Lifestyle factors, including smoking and substantial alcohol consumption, are also risk factors for sexual morbidity. In men, cigarette smoking may induce vasoconstriction and penile venous leakage. In large amounts, alcohol is a strong sedative-hypnotic, producing decreased libido and transient erectile dysfunction.
Pharmacologic treatment for cancer and chronic illness in general is often a necessary and integral component of health maintenance. Some pharmacologic treatments, however, may have direct or indirect deleterious effects on sexual function through multiple physiologic and psychologic pathways. Pharmacologic agents that may negatively affect sexual response are addressed in the section on pharmacologic effects. A number of resources provide further delineation of the mechanisms for changes in sexual function associated with these agents and include listings of specific medications and known effects on sexual function.[4,24,25,26]
Brief questionnaires that measure sexual dysfunction may be helpful, particularly when screening larger groups of cancer patients for sexual dysfunction or when conducting research on sexuality as an aspect of quality of life. The International Index of Erectile Function (IIEF, 15 items) and the Brief Male Sexual Function Inventory (BMSFI, 11 items) are well-validated scales measuring aspects of sexual function and satisfaction in men.[27,28] Sexual problems can also be identified with a briefer five-item scale, the Sexual Health Inventory for Men (SHIM), which is a validated self-report scale that can be used to identify erectile dysfunction in a variety of clinical settings. For women, there are several brief measures with established psychometric properties that assess sexual functioning and satisfaction: the Brief Index of Sexual Functioning for Women (BISF-W, 22 items), the Sex History Form (SHF, 46 items), the Changes in Sexual Functioning Questionnaire (CSFQ, 35 items), the Derogatis Interview for Sexual Functioning (DISF/DISF-SR, 25 items), the Female Sexual Function Index (FSFI, 19 items), and the Golombok-Rusk Inventory of Sexual Satisfaction (GRISS, 28 items).[13,29,30] These scales vary in their reliability, validity, method of attainment (i.e., patient vs. clinician rates; structured vs. semistructured), type and number of symptoms assessed, and time frame of assessment. To accurately reflect changes over time, one must obtain systematic assessment of premorbid, baseline, and follow-up levels of sexual function and satisfaction.
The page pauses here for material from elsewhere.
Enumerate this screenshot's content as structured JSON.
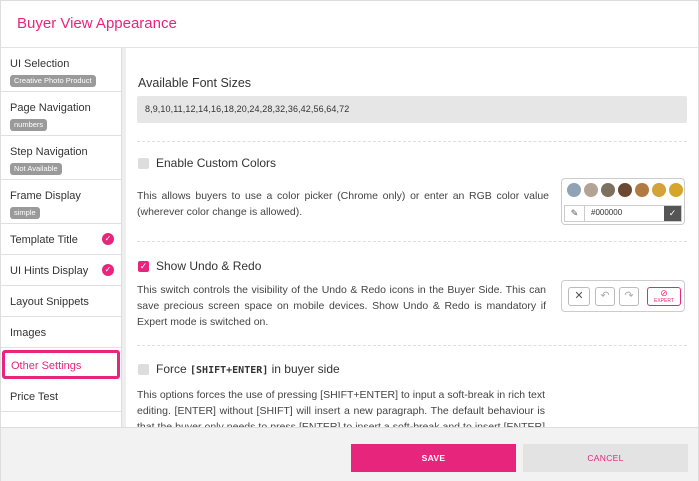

In addition to paper-and-pencil self-report measures of sexuality, some medical evaluations of the adequacy of the physiological response are available. For men, some of the more useful evaluations include the Rigiscan, a computerized electronic instrument that measures the adequacy of nocturnal erections; penile ultrasound studies to document hemodynamics of erection; and hormonal assays. In women, the use of the vaginal maturation index to measure estrogenization, a careful pelvic examination to identify sources of pain that occur during sexual activity, and hormonal assays are most common. More sophisticated measures of vaginal blood flow or sensory thresholds have been studied but have not gained wide acceptance.